Bankruptcy petitions are usually processed quickly in token hearings. I recently attended a session in Alexandria, Va. Thirty-five cases were scheduled for the morning. Most took a few minutes. Though creditors can contest petitions, few do. The process is so simple it's a wonder that more people don't use it. Economist Michelle White of the University of Michigan estimates that at least 15 percent of households might profit from bankruptcy: The debts that could be canceled exceed property that could be seized.

Of course, most bankrupts aren't wealthy. In 1998, the median income of those filing was about $23,000 (meaning half were above, half below). On my day in Alexandria, Salvador Garcia (not his real name) seemed typical. He's a hospital driver and listed his income at $24,000 before taxes. He sends about $200 a month to a daughter in the Philippines and says his expenses (rent, food, clothes) take almost all his income. His car was repossessed after he missed lease payments, says his lawyer. He has $22,376 in unsecured debt -- $20,015 in loans from two finance companies and the rest split between two credit cards.

A suit by a finance company to attach his wages apparently triggered the bankruptcy petition. In one survey, 49 percent of bankrupt debtors blamed collection agencies for causing them to file. "The main reason people go bankrupt is lax credit," says Leon Demsky, Garcia's attorney. "It's easy and tempting. People always anticipate something will work out: They'll get a raise, they'll win the lottery, the wife will get a better job."

Credit is clearly peddled with gusto. In 1998 credit card companies mailed 3.45 billion solicitations, estimates BAIGlobal, a market research firm. The response was 1.2 percent, or 41 million cards. "People move from card to card," says Pete Hisey, editor of Credit Card News. They shop for lower interest rates.

But there are credit checks, and though cards are visible, they represent 10 percent or less of consumer debt, says Stuart Feldstein, president of SMR Research Corp. Home mortgages are the largest share. The real problem, Feldstein argues, is that aggressive merchandising leaves people with unused cards. In 1998, 45 percent of card accounts were inactive. Cards become the last line of defense. "If you have a [financial] problem -- resulting from divorce, medical bills, gambling -- more and more people have a card they can yank out," he says.

Lax credit alone, though, didn't cause the bankruptcy boom. Ever since Congress liberalized the bankruptcy law in 1978, filings have risen. If only easy credit were to blame, bankruptcy rates around the country would be fairly uniform. They aren't. Georgia's rate (nearly 8 per 1,000 residents) is more than twice South Carolina's (3 per 1,000); Virginia's rate (6 per 1,000) is twice nearby Delaware's (3 per 1,000). Lending isn't so uneven; this suggests that lawyer ads and word of mouth play a role in spreading bankruptcy.

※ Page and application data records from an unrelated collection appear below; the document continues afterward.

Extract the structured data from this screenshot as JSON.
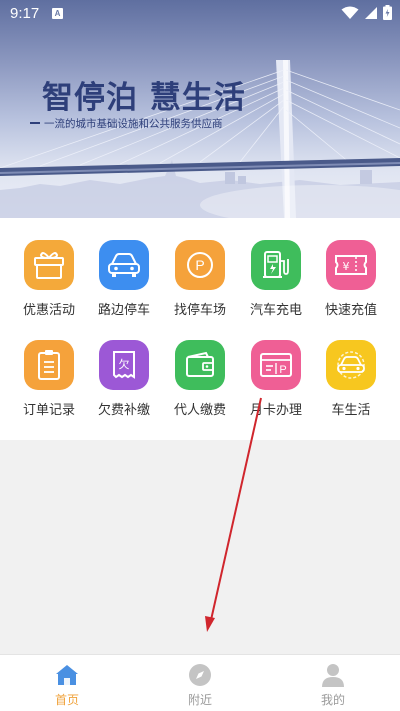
{
  "status_bar": {
    "time": "9:17",
    "notification_glyph": "A"
  },
  "banner": {
    "title": "智停泊 慧生活",
    "subtitle": "一流的城市基础设施和公共服务供应商"
  },
  "grid": {
    "items": [
      {
        "label": "优惠活动",
        "icon": "gift-icon",
        "color": "#f4a93a"
      },
      {
        "label": "路边停车",
        "icon": "car-icon",
        "color": "#3d8ef0"
      },
      {
        "label": "找停车场",
        "icon": "parking-icon",
        "color": "#f5a23b"
      },
      {
        "label": "汽车充电",
        "icon": "charging-icon",
        "color": "#3fbd5c"
      },
      {
        "label": "快速充值",
        "icon": "recharge-icon",
        "color": "#ef5f95"
      },
      {
        "label": "订单记录",
        "icon": "order-icon",
        "color": "#f5a23b"
      },
      {
        "label": "欠费补缴",
        "icon": "arrears-icon",
        "color": "#9c58d6"
      },
      {
        "label": "代人缴费",
        "icon": "wallet-icon",
        "color": "#3fbd5c"
      },
      {
        "label": "月卡办理",
        "icon": "monthly-card-icon",
        "color": "#ef5f95"
      },
      {
        "label": "车生活",
        "icon": "car-life-icon",
        "color": "#f7c71f"
      }
    ],
    "glyphs": {
      "arrears": "欠",
      "recharge": "¥",
      "parking": "P",
      "card": "P"
    }
  },
  "bottom_nav": {
    "tabs": [
      {
        "label": "首页",
        "icon": "home-icon",
        "active": true
      },
      {
        "label": "附近",
        "icon": "compass-icon",
        "active": false
      },
      {
        "label": "我的",
        "icon": "profile-icon",
        "active": false
      }
    ]
  },
  "colors": {
    "accent": "#f0a33c",
    "inactive": "#9a9a9a",
    "brand_blue": "#2e3f7a"
  }
}
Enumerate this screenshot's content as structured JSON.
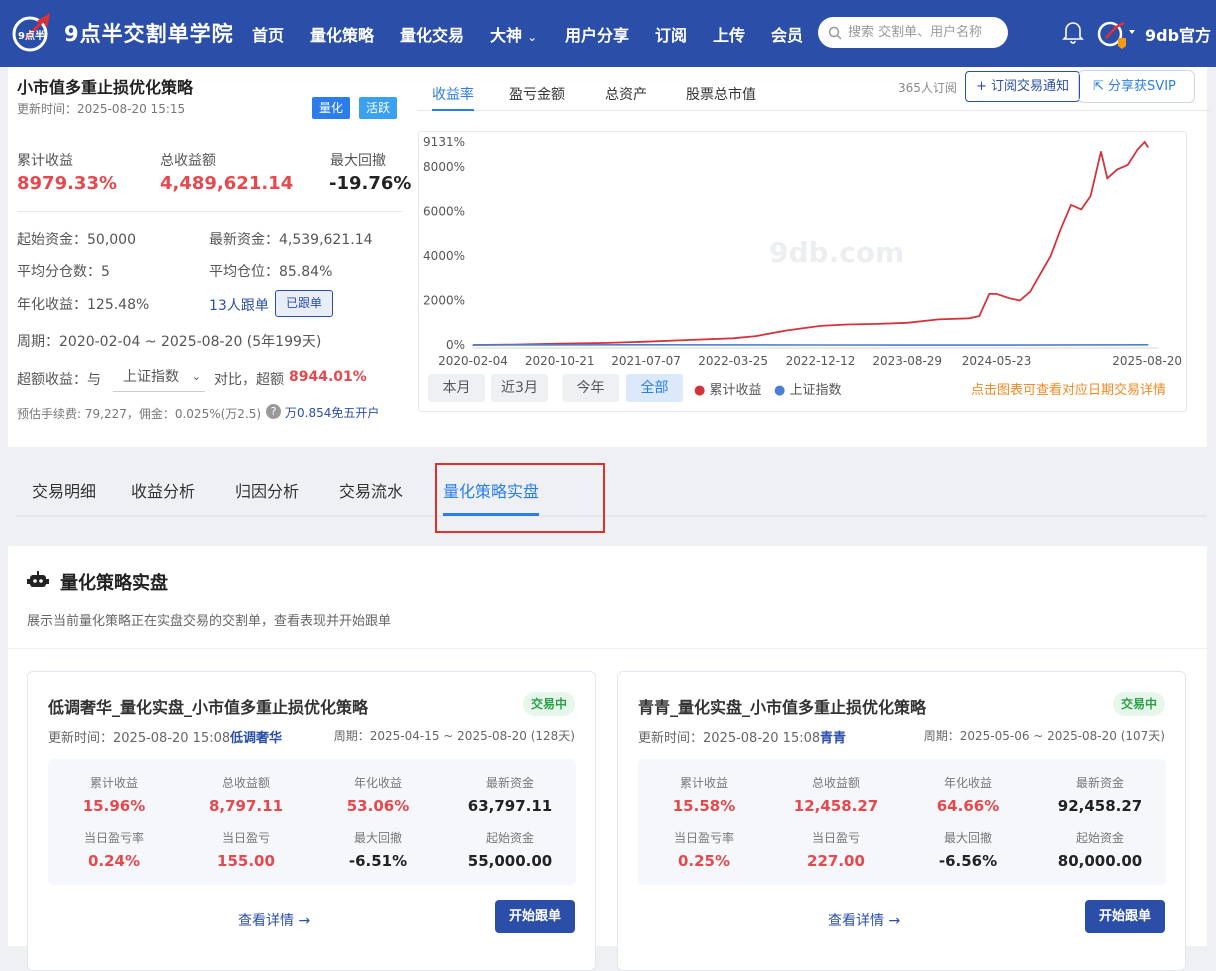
{
  "nav": {
    "logo_badge_text": "9点半",
    "site_title": "9点半交割单学院",
    "items": [
      "首页",
      "量化策略",
      "量化交易",
      "大神",
      "用户分享",
      "订阅",
      "上传",
      "会员"
    ],
    "search_placeholder": "搜索 交割单、用户名称",
    "user_name": "9db官方"
  },
  "strategy": {
    "title": "小市值多重止损优化策略",
    "update_time": "更新时间：2025-08-20 15:15",
    "tags": [
      "量化",
      "活跃"
    ],
    "kpis": [
      {
        "label": "累计收益",
        "value": "8979.33%"
      },
      {
        "label": "总收益额",
        "value": "4,489,621.14"
      },
      {
        "label": "最大回撤",
        "value": "-19.76%"
      }
    ],
    "start_capital": "起始资金：50,000",
    "latest_capital": "最新资金：4,539,621.14",
    "avg_positions": "平均分仓数：5",
    "avg_position_ratio": "平均仓位：85.84%",
    "annual_return": "年化收益：125.48%",
    "followers": "13人跟单",
    "followed_label": "已跟单",
    "period": "周期：2020-02-04 ~ 2025-08-20 (5年199天)",
    "excess_prefix": "超额收益：与",
    "benchmark_select": "上证指数",
    "excess_middle": "对比，超额",
    "excess_value": "8944.01%",
    "fee_text": "预估手续费: 79,227，佣金：0.025%(万2.5)",
    "fee_link": "万0.854免五开户"
  },
  "chart_header": {
    "tabs": [
      "收益率",
      "盈亏金额",
      "总资产",
      "股票总市值"
    ],
    "subscribers": "365人订阅",
    "subscribe_btn": "+ 订阅交易通知",
    "share_btn": "分享获SVIP"
  },
  "chart_data": {
    "type": "line",
    "ymax_label": "9131%",
    "ylim": [
      0,
      9131
    ],
    "y_ticks": [
      "8000%",
      "6000%",
      "4000%",
      "2000%",
      "0%"
    ],
    "y_tick_values": [
      8000,
      6000,
      4000,
      2000,
      0
    ],
    "x_ticks": [
      "2020-02-04",
      "2020-10-21",
      "2021-07-07",
      "2022-03-25",
      "2022-12-12",
      "2023-08-29",
      "2024-05-23",
      "2025-08-20"
    ],
    "x_tick_dates": [
      "2020-02-04",
      "2020-10-21",
      "2021-07-07",
      "2022-03-25",
      "2022-12-12",
      "2023-08-29",
      "2024-05-23",
      "2025-08-20"
    ],
    "xlim": [
      "2020-02-04",
      "2025-08-20"
    ],
    "series": [
      {
        "name": "累计收益",
        "color": "#d1343b",
        "points": [
          [
            "2020-02-04",
            0
          ],
          [
            "2020-06-01",
            20
          ],
          [
            "2020-10-21",
            60
          ],
          [
            "2021-03-01",
            90
          ],
          [
            "2021-07-07",
            150
          ],
          [
            "2021-11-01",
            220
          ],
          [
            "2022-03-25",
            300
          ],
          [
            "2022-06-01",
            400
          ],
          [
            "2022-09-01",
            650
          ],
          [
            "2022-12-12",
            860
          ],
          [
            "2023-03-01",
            920
          ],
          [
            "2023-06-01",
            950
          ],
          [
            "2023-08-29",
            1000
          ],
          [
            "2023-12-01",
            1150
          ],
          [
            "2024-03-01",
            1200
          ],
          [
            "2024-04-01",
            1300
          ],
          [
            "2024-05-01",
            2300
          ],
          [
            "2024-05-23",
            2300
          ],
          [
            "2024-07-01",
            2100
          ],
          [
            "2024-08-01",
            2000
          ],
          [
            "2024-09-01",
            2400
          ],
          [
            "2024-10-01",
            3200
          ],
          [
            "2024-11-01",
            4000
          ],
          [
            "2024-12-01",
            5200
          ],
          [
            "2025-01-01",
            6300
          ],
          [
            "2025-02-01",
            6100
          ],
          [
            "2025-03-01",
            6700
          ],
          [
            "2025-04-01",
            8700
          ],
          [
            "2025-04-20",
            7500
          ],
          [
            "2025-05-20",
            7900
          ],
          [
            "2025-06-20",
            8100
          ],
          [
            "2025-07-20",
            8800
          ],
          [
            "2025-08-10",
            9131
          ],
          [
            "2025-08-20",
            8900
          ]
        ]
      },
      {
        "name": "上证指数",
        "color": "#4a7fd4",
        "points": [
          [
            "2020-02-04",
            0
          ],
          [
            "2021-07-07",
            10
          ],
          [
            "2022-12-12",
            -2
          ],
          [
            "2024-05-23",
            -5
          ],
          [
            "2025-08-20",
            8
          ]
        ]
      }
    ],
    "watermark": "9db.com"
  },
  "range_buttons": [
    "本月",
    "近3月",
    "今年",
    "全部"
  ],
  "chart_hint": "点击图表可查看对应日期交易详情",
  "main_tabs": [
    "交易明细",
    "收益分析",
    "归因分析",
    "交易流水",
    "量化策略实盘"
  ],
  "section": {
    "title": "量化策略实盘",
    "desc": "展示当前量化策略正在实盘交易的交割单，查看表现并开始跟单"
  },
  "cards": [
    {
      "title": "低调奢华_量化实盘_小市值多重止损优化策略",
      "status": "交易中",
      "update_time": "更新时间：2025-08-20 15:08",
      "author": "低调奢华",
      "period": "周期：2025-04-15 ~ 2025-08-20 (128天)",
      "metrics": [
        {
          "label": "累计收益",
          "value": "15.96%"
        },
        {
          "label": "总收益额",
          "value": "8,797.11"
        },
        {
          "label": "年化收益",
          "value": "53.06%"
        },
        {
          "label": "最新资金",
          "value": "63,797.11"
        },
        {
          "label": "当日盈亏率",
          "value": "0.24%"
        },
        {
          "label": "当日盈亏",
          "value": "155.00"
        },
        {
          "label": "最大回撤",
          "value": "-6.51%"
        },
        {
          "label": "起始资金",
          "value": "55,000.00"
        }
      ],
      "detail_link": "查看详情",
      "start_btn": "开始跟单"
    },
    {
      "title": "青青_量化实盘_小市值多重止损优化策略",
      "status": "交易中",
      "update_time": "更新时间：2025-08-20 15:08",
      "author": "青青",
      "period": "周期：2025-05-06 ~ 2025-08-20 (107天)",
      "metrics": [
        {
          "label": "累计收益",
          "value": "15.58%"
        },
        {
          "label": "总收益额",
          "value": "12,458.27"
        },
        {
          "label": "年化收益",
          "value": "64.66%"
        },
        {
          "label": "最新资金",
          "value": "92,458.27"
        },
        {
          "label": "当日盈亏率",
          "value": "0.25%"
        },
        {
          "label": "当日盈亏",
          "value": "227.00"
        },
        {
          "label": "最大回撤",
          "value": "-6.56%"
        },
        {
          "label": "起始资金",
          "value": "80,000.00"
        }
      ],
      "detail_link": "查看详情",
      "start_btn": "开始跟单"
    }
  ]
}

All the controversy over the congressional bills is misleading. These proposals would only slightly tighten the law. In general, they try to force bankrupts with more than median income (about $53,000 for a four-person household and $39,000 for a two-person household) to make some payments to creditors. This is why so few people would be affected. A better proposal from economist White would require modest repayments by most bankrupts. It isn't being considered, and Clinton may even veto the congressional plans.

There's a message here. Bankruptcy is becoming a matter of convenience and calculation. Repaying what you borrowed was once an important part of the nation's moral code. It is increasingly less so.